• [PROBLEM DETAILS]: In the copy, keep every word of the data below and none of its pictures.
>>>
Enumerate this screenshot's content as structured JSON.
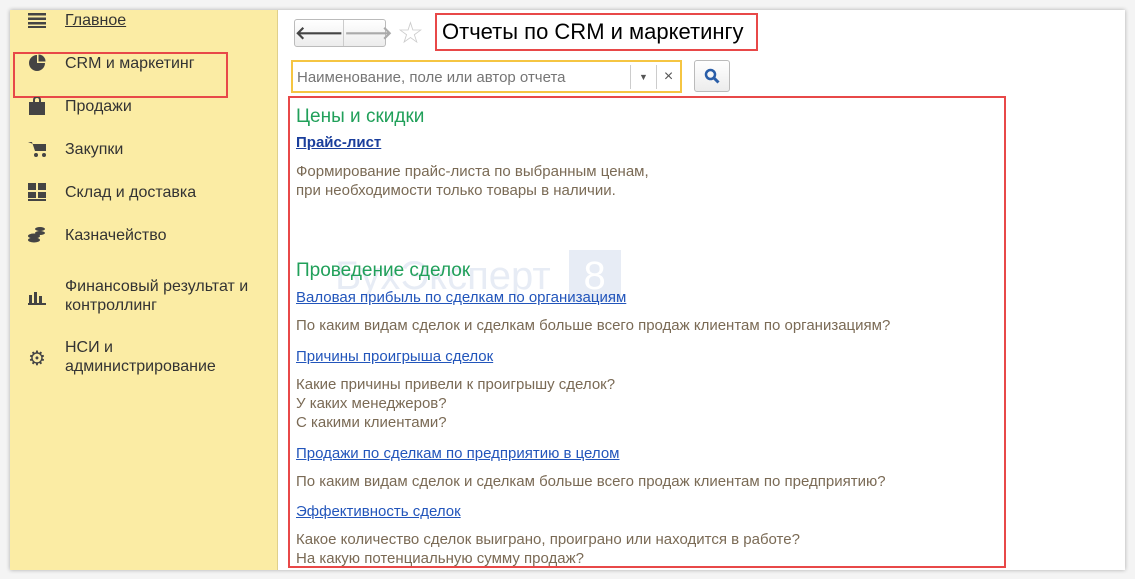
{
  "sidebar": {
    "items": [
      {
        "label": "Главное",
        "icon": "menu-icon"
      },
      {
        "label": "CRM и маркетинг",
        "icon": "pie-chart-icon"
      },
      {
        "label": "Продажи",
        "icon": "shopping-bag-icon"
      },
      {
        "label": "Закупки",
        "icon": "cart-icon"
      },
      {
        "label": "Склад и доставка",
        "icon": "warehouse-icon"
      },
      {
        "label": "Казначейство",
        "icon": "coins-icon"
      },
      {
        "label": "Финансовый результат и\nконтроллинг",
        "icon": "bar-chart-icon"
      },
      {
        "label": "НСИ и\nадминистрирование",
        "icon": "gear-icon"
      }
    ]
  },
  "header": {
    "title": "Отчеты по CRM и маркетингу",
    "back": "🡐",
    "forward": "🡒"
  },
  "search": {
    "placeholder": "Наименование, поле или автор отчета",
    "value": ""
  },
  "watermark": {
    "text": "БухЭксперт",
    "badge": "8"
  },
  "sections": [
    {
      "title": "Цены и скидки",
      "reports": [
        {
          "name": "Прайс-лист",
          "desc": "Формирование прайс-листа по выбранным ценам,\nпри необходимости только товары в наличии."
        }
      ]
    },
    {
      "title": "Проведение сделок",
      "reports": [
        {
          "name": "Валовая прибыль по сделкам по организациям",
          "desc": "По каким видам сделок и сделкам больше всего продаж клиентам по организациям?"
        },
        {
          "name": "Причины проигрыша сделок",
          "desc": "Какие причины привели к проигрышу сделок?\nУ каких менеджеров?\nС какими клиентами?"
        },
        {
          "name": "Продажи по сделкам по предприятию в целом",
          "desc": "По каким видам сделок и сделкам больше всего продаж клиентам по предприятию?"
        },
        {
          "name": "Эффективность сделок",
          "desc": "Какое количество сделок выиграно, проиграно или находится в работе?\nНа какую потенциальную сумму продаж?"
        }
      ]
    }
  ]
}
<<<
• [WORKED SOLUTION]:
Enumerate this screenshot's content as structured JSON.
{
  "sidebar": {
    "items": [
      {
        "label": "Главное",
        "icon": "menu-icon"
      },
      {
        "label": "CRM и маркетинг",
        "icon": "pie-chart-icon"
      },
      {
        "label": "Продажи",
        "icon": "shopping-bag-icon"
      },
      {
        "label": "Закупки",
        "icon": "cart-icon"
      },
      {
        "label": "Склад и доставка",
        "icon": "warehouse-icon"
      },
      {
        "label": "Казначейство",
        "icon": "coins-icon"
      },
      {
        "label": "Финансовый результат и\nконтроллинг",
        "icon": "bar-chart-icon"
      },
      {
        "label": "НСИ и\nадминистрирование",
        "icon": "gear-icon"
      }
    ]
  },
  "header": {
    "title": "Отчеты по CRM и маркетингу",
    "back": "🡐",
    "forward": "🡒"
  },
  "search": {
    "placeholder": "Наименование, поле или автор отчета",
    "value": ""
  },
  "watermark": {
    "text": "БухЭксперт",
    "badge": "8"
  },
  "sections": [
    {
      "title": "Цены и скидки",
      "reports": [
        {
          "name": "Прайс-лист",
          "desc": "Формирование прайс-листа по выбранным ценам,\nпри необходимости только товары в наличии."
        }
      ]
    },
    {
      "title": "Проведение сделок",
      "reports": [
        {
          "name": "Валовая прибыль по сделкам по организациям",
          "desc": "По каким видам сделок и сделкам больше всего продаж клиентам по организациям?"
        },
        {
          "name": "Причины проигрыша сделок",
          "desc": "Какие причины привели к проигрышу сделок?\nУ каких менеджеров?\nС какими клиентами?"
        },
        {
          "name": "Продажи по сделкам по предприятию в целом",
          "desc": "По каким видам сделок и сделкам больше всего продаж клиентам по предприятию?"
        },
        {
          "name": "Эффективность сделок",
          "desc": "Какое количество сделок выиграно, проиграно или находится в работе?\nНа какую потенциальную сумму продаж?"
        }
      ]
    }
  ]
}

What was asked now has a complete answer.